The task: Please show every line in the entries below that includes the word "industry".

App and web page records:

=-=-=

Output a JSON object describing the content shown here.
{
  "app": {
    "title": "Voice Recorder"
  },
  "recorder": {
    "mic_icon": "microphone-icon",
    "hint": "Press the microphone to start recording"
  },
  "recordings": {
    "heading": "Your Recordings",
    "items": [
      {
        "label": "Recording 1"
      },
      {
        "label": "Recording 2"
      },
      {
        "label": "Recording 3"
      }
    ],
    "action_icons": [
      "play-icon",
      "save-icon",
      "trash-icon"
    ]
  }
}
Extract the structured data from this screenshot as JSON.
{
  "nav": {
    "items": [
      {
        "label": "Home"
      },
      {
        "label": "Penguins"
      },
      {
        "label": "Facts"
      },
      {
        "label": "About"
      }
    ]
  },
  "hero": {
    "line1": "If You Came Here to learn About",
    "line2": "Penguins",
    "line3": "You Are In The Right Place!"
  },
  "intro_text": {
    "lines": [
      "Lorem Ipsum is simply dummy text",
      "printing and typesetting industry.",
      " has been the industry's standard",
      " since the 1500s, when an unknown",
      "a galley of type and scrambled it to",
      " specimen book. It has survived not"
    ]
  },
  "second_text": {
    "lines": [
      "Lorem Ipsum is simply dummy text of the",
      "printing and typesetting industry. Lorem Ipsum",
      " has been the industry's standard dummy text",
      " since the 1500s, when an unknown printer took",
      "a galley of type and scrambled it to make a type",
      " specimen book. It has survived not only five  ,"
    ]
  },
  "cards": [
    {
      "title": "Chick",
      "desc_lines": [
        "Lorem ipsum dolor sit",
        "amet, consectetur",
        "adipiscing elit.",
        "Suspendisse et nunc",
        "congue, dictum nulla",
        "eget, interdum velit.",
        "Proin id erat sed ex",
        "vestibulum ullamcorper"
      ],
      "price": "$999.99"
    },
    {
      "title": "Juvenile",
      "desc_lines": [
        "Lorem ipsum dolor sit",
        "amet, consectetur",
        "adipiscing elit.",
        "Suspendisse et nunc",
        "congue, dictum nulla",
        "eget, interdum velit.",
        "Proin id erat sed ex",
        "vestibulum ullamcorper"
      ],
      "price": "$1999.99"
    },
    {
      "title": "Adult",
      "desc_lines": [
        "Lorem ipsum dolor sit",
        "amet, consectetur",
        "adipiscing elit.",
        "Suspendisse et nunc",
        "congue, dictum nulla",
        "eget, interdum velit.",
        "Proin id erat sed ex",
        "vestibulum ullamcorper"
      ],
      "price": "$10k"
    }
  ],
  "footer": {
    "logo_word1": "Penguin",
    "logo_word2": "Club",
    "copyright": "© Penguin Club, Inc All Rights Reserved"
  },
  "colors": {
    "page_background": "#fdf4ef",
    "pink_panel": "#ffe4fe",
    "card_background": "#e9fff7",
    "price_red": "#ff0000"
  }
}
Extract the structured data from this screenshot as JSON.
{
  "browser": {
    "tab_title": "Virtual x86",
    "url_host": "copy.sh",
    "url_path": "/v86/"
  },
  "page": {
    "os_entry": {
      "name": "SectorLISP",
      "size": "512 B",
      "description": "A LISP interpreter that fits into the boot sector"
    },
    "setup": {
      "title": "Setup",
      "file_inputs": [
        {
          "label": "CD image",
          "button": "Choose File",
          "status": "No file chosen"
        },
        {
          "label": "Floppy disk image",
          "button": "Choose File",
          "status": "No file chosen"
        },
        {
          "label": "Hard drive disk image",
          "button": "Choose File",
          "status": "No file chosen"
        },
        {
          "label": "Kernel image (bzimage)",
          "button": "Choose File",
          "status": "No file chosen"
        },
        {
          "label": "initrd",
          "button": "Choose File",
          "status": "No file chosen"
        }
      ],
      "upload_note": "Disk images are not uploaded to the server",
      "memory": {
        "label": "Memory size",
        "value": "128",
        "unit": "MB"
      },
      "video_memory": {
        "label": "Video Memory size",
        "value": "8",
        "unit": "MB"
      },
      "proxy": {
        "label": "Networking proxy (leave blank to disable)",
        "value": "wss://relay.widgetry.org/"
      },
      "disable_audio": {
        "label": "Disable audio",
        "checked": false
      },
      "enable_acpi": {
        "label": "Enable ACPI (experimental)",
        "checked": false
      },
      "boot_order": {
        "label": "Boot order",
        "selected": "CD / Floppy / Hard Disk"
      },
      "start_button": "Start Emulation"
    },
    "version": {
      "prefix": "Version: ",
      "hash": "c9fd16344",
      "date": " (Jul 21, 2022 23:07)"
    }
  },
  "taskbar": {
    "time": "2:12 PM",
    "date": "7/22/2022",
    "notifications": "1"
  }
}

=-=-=

Written solution:
      "printing and typesetting industry.",
      " has been the industry's standard",
      "printing and typesetting industry. Lorem Ipsum",
      " has been the industry's standard dummy text",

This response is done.